Collaborator and composer Sarah Weaver has been working in telepresence for 3 years. When asked how she folds telematics into her work, she replied, “I consider telematics an extension of my work as a composer and conductor for large ensembles. My artistic background is in Soundpainting, the conducted language originated by composer Walter Thompson of over 800 gestures indicating parameters for improvisation, and Deep Listening, the sound practice of composer Pauline Oliveros. Pauline introduced me to the telematic medium, and I immediately sensed new properties in the medium that were relevant to my work. In the past year and a half in my collaboration with Mark Dresser we have developed a compositional form that translates metaphor into specific musical materials, modulated through Soundpainting. The form incorporates properties specific to the telematic medium, and has been developed through telematic collaboration, since he lives in San Diego and I live in New York.”

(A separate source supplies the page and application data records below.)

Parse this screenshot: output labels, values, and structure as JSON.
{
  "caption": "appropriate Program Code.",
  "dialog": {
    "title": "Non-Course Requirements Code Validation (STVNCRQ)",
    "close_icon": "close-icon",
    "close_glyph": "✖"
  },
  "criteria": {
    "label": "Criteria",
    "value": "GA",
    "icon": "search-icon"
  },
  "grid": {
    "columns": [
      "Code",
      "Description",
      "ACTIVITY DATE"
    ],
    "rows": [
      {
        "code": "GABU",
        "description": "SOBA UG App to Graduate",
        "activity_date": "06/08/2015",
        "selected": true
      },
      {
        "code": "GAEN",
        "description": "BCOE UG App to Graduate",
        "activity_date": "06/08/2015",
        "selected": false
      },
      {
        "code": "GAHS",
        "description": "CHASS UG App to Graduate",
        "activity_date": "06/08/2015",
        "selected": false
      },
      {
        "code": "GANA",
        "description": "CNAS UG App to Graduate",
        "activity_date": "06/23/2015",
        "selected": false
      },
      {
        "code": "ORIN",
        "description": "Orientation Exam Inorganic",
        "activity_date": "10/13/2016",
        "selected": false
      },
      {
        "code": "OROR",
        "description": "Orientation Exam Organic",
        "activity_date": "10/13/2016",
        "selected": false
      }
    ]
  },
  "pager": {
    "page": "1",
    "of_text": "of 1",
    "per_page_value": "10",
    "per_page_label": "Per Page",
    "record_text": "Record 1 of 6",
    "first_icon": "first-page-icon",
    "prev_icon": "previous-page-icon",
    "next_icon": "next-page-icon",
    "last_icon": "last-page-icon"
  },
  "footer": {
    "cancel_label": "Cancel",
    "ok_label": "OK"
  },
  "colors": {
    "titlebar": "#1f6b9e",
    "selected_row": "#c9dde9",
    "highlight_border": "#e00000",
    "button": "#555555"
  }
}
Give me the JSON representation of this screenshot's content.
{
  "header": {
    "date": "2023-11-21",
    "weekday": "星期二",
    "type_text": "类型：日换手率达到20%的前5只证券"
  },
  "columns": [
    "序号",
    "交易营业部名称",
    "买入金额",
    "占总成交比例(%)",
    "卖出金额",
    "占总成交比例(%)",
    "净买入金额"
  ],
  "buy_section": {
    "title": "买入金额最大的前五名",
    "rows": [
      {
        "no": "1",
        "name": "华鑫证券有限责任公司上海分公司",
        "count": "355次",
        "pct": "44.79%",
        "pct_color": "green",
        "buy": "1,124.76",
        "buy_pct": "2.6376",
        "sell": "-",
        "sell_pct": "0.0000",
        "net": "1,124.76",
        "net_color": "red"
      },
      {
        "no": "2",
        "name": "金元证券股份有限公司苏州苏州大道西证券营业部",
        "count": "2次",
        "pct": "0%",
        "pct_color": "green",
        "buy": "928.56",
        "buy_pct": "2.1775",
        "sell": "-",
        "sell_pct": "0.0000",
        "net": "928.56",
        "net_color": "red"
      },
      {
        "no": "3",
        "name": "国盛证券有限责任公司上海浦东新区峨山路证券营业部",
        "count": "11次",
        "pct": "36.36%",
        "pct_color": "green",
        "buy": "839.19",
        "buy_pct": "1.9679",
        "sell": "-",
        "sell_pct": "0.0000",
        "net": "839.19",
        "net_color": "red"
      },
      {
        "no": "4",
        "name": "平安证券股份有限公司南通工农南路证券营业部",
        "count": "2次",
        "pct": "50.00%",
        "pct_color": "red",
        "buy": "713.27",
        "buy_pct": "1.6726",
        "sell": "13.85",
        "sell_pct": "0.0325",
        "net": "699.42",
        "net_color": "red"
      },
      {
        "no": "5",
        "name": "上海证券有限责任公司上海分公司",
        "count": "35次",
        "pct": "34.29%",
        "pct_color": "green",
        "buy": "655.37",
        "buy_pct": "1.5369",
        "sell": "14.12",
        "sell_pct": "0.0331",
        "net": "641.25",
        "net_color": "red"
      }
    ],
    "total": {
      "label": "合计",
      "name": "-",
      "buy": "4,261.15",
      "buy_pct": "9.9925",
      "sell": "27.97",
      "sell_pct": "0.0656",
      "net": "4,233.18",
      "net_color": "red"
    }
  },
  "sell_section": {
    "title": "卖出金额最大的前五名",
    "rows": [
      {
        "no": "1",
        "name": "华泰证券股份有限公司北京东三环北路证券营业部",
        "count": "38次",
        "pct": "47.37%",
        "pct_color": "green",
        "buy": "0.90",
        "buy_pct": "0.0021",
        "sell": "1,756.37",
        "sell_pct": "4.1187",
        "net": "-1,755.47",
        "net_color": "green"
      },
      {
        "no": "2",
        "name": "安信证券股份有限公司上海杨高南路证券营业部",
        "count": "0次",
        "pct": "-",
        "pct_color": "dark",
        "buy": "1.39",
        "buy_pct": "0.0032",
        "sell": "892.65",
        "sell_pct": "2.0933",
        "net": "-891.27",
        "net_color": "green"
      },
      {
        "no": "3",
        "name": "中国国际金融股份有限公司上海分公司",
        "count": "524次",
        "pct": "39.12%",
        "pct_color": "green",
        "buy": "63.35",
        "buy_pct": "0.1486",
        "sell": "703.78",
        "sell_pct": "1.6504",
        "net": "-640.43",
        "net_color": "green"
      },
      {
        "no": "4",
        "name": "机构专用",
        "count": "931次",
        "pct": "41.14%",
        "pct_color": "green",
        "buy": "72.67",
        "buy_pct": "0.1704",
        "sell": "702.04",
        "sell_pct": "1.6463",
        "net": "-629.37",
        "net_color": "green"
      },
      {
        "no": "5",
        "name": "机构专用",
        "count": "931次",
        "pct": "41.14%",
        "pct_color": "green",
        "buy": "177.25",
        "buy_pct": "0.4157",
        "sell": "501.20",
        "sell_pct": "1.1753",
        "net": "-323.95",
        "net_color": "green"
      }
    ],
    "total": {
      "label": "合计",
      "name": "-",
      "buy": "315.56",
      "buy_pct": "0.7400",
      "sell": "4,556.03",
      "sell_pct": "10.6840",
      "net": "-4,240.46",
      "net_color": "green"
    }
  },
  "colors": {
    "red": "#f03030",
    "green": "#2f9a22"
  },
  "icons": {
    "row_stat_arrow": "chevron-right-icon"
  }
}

Dresser emphasizes his use of consumer level tools in his engagement with telematics. Applications such as Skype, Google Talk and Ustream.tv are all part of his arsenal of outreach. About any form of chat, he states that, “to my surprise, I find the tempo of chat mode particularly suited to creative problem solving. I like the fact that I don't have to use my voice; that the conversation isn't dominated by the loudest and fastest voice in the room. The combination of text chat also surprised me by its ability to communicate nuance and feeling.”

And how do telematics facilitate the Deep Tones for Peace mission? Dresser observes that, “generally it is the communicative tools of telematics and social networking that have facilitated DTFP. Most of the participants in the project have never met in person. It won't be until our first rehearsal and concert that artists themselves will meet. Many of us have disparate artistic backgrounds as well. It is the idea, the metaphor of Deep Tones for Peace that have generated a common will to do something together that transcends any ‘professional’ instincts.” According to Weaver “the co-location of New York and Jerusalem through telematics allows us to go beyond creating one-way or simultaneous webstreams, to actually create real space, the perception of being in the same 'room', for musicians to perform together for peace. This creates a unique harmony and shared reality that transcends social, political, and geographic boundaries. The deep tone of the bass serves as a fundamental connection and initiation for peace.”

In their mission statement, Deep Tones for Peace declares that, “we sincerely hope that our music (classical, jazz and contemporary), can be received as it is being offered, as a sharing of distinct musical languages and structures that co-exist and are appreciated by all participants.” For Dresser DTFP is “about artistic collaboration propelled by friendship, moving towards community and social activism,” and, when asked how telematics articulates the DTFP message, Weaver states that, “to me, it's ultimately the music that takes place within the telematic medium that articulates the Deep Tones for Peace message. The medium facilitates the music, which articulates the message.”

And so we get to the root of the matter: it’s about the music. The music is the binding factor that empowers this community, wherever it may be, and it is the vehicle through which they broadcast their vital message of peace.


A public webcast viewing and presentation of the event will be hosted at the CUE Art Foundation, 511 West 25th Street, New York, New York. More information can be found at EMF Productions.

A live broadcast is available here.

A full program of the event can be found here.